( is however an affine combination of the three points, as their affine hull is the entire plane.)

In convex geometry, a convex combination is a linear combination of points (which can be vectors, scalars, or more generally points in an affine space) where all coefficients are non-negative and sum to 1.[1]

More formally, given a finite number of points in a real vector space, a convex combination of these points is a point of the form

where the real numbers satisfy and [1]

As a particular example, every convex combination of two points lies on the line segment between the points.[1]

A set is convex if it contains all convex combinations of its points.
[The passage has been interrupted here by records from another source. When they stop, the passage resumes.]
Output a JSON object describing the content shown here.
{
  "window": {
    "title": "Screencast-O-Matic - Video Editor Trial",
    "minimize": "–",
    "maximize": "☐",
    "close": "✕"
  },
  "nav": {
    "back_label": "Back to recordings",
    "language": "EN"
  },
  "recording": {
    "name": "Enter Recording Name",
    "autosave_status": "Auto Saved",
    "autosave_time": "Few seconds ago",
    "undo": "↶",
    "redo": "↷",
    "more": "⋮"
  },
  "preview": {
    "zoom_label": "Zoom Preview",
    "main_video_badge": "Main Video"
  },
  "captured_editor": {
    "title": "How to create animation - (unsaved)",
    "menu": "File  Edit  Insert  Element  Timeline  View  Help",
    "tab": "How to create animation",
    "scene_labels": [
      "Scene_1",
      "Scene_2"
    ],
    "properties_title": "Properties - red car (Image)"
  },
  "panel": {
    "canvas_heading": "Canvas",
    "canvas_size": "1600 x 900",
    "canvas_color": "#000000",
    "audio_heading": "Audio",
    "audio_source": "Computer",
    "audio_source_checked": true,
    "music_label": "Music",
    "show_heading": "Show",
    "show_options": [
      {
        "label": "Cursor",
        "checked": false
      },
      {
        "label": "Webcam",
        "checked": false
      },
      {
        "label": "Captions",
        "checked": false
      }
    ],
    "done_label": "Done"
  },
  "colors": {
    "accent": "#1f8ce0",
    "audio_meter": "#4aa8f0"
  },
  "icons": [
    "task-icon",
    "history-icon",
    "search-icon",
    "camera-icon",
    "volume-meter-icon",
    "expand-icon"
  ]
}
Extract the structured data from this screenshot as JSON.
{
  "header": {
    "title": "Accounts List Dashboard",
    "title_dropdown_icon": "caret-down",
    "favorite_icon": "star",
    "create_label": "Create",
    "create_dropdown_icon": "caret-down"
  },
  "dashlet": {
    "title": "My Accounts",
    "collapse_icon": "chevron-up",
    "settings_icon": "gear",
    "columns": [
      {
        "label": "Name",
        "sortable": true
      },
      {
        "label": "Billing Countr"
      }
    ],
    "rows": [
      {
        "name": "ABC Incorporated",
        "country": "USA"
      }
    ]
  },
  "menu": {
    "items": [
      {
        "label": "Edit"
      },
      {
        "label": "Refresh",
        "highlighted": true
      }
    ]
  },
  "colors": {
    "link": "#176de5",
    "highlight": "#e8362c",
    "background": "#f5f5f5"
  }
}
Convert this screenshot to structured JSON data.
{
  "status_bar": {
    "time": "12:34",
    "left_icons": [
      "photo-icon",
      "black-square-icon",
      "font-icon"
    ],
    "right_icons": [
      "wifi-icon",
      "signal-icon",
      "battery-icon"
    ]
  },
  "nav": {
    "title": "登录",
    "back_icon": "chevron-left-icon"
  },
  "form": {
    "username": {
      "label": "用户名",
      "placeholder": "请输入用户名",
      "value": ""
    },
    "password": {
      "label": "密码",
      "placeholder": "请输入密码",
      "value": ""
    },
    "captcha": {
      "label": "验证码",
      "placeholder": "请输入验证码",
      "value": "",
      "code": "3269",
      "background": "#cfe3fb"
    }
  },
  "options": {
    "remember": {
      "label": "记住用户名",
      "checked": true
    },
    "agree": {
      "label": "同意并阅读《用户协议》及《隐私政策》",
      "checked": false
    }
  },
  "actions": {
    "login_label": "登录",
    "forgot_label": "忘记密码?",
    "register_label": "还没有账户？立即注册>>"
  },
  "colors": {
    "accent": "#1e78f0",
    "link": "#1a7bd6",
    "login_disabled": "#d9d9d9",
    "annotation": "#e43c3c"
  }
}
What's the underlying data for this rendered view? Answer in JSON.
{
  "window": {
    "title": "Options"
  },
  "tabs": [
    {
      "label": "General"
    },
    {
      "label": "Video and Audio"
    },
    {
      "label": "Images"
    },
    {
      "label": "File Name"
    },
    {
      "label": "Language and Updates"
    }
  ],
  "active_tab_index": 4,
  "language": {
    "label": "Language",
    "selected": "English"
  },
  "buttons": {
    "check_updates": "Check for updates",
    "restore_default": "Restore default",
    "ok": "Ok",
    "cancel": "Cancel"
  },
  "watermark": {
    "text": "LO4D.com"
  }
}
The convex hull of a given set of points is identical to the set of all their convex combinations.[1]

There exist subsets of a vector space that are not closed under linear combinations but are closed under convex combinations. For example, the interval is convex but generates the real-number line under linear combinations. Another example is the convex set of probability distributions, as linear combinations preserve neither nonnegativity nor affinity (i.e., having total integral one).

Other objects[edit]

Related constructions[edit]

  • A conical combination is a linear combination with nonnegative coefficients. When a point is to be used as the reference origin for defining displacement vectors, then is a convex combination of points if and only if the zero displacement is a non-trivial conical combination of their respective displacement vectors relative to .
  • Weighted means are functionally the same as convex combinations, but they use a different notation. The coefficients (weights) in a weighted mean are not required to sum to 1; instead the weighted linear combination is explicitly divided by the count of the weights.
  • Affine combinations are like convex combinations, but the coefficients are not required to be non-negative. Hence affine combinations are defined in vector spaces over any field.

See also[edit]

References[edit]

  1. ^ a b c d Rockafellar, R. Tyrrell (1970), Convex Analysis, Princeton Mathematical Series, 28, Princeton University Press, Princeton, N.J., pp. 11–12, MR 0274683